*** Block opens ***

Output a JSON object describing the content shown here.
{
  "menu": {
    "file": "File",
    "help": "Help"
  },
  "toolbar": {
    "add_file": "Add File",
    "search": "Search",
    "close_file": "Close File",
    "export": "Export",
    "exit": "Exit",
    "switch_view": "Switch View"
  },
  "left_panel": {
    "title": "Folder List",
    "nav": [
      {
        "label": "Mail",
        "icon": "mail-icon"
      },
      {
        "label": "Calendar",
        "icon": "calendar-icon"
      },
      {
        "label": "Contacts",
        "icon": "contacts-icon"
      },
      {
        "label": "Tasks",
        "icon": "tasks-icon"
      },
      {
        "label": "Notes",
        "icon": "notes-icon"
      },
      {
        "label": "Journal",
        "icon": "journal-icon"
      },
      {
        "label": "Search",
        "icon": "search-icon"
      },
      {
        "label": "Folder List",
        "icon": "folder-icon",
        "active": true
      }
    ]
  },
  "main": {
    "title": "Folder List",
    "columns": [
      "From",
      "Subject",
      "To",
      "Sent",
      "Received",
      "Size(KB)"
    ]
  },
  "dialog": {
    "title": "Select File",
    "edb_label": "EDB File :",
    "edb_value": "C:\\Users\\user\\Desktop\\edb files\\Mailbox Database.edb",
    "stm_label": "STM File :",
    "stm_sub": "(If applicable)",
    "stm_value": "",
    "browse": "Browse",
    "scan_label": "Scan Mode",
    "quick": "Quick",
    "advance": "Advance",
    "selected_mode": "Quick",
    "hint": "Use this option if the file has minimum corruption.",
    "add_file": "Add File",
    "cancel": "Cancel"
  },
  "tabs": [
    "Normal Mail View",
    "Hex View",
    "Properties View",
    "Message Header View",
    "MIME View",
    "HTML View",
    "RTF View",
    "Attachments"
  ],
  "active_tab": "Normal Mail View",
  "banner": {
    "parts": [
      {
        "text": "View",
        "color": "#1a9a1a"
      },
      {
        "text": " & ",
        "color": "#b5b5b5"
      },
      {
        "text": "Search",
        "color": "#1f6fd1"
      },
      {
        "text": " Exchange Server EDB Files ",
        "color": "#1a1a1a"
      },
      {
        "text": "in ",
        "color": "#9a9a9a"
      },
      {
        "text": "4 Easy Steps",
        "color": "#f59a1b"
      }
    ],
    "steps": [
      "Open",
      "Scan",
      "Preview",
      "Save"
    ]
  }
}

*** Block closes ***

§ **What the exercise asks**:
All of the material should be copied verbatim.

§ **Exercise output**:
Output a JSON object describing the content shown here.
{
  "menu": {
    "file": "File",
    "help": "Help"
  },
  "toolbar": {
    "add_file": "Add File",
    "search": "Search",
    "close_file": "Close File",
    "export": "Export",
    "exit": "Exit",
    "switch_view": "Switch View"
  },
  "left_panel": {
    "title": "Folder List",
    "nav": [
      {
        "label": "Mail",
        "icon": "mail-icon"
      },
      {
        "label": "Calendar",
        "icon": "calendar-icon"
      },
      {
        "label": "Contacts",
        "icon": "contacts-icon"
      },
      {
        "label": "Tasks",
        "icon": "tasks-icon"
      },
      {
        "label": "Notes",
        "icon": "notes-icon"
      },
      {
        "label": "Journal",
        "icon": "journal-icon"
      },
      {
        "label": "Search",
        "icon": "search-icon"
      },
      {
        "label": "Folder List",
        "icon": "folder-icon",
        "active": true
      }
    ]
  },
  "main": {
    "title": "Folder List",
    "columns": [
      "From",
      "Subject",
      "To",
      "Sent",
      "Received",
      "Size(KB)"
    ]
  },
  "dialog": {
    "title": "Select File",
    "edb_label": "EDB File :",
    "edb_value": "C:\\Users\\user\\Desktop\\edb files\\Mailbox Database.edb",
    "stm_label": "STM File :",
    "stm_sub": "(If applicable)",
    "stm_value": "",
    "browse": "Browse",
    "scan_label": "Scan Mode",
    "quick": "Quick",
    "advance": "Advance",
    "selected_mode": "Quick",
    "hint": "Use this option if the file has minimum corruption.",
    "add_file": "Add File",
    "cancel": "Cancel"
  },
  "tabs": [
    "Normal Mail View",
    "Hex View",
    "Properties View",
    "Message Header View",
    "MIME View",
    "HTML View",
    "RTF View",
    "Attachments"
  ],
  "active_tab": "Normal Mail View",
  "banner": {
    "parts": [
      {
        "text": "View",
        "color": "#1a9a1a"
      },
      {
        "text": " & ",
        "color": "#b5b5b5"
      },
      {
        "text": "Search",
        "color": "#1f6fd1"
      },
      {
        "text": " Exchange Server EDB Files ",
        "color": "#1a1a1a"
      },
      {
        "text": "in ",
        "color": "#9a9a9a"
      },
      {
        "text": "4 Easy Steps",
        "color": "#f59a1b"
      }
    ],
    "steps": [
      "Open",
      "Scan",
      "Preview",
      "Save"
    ]
  }
}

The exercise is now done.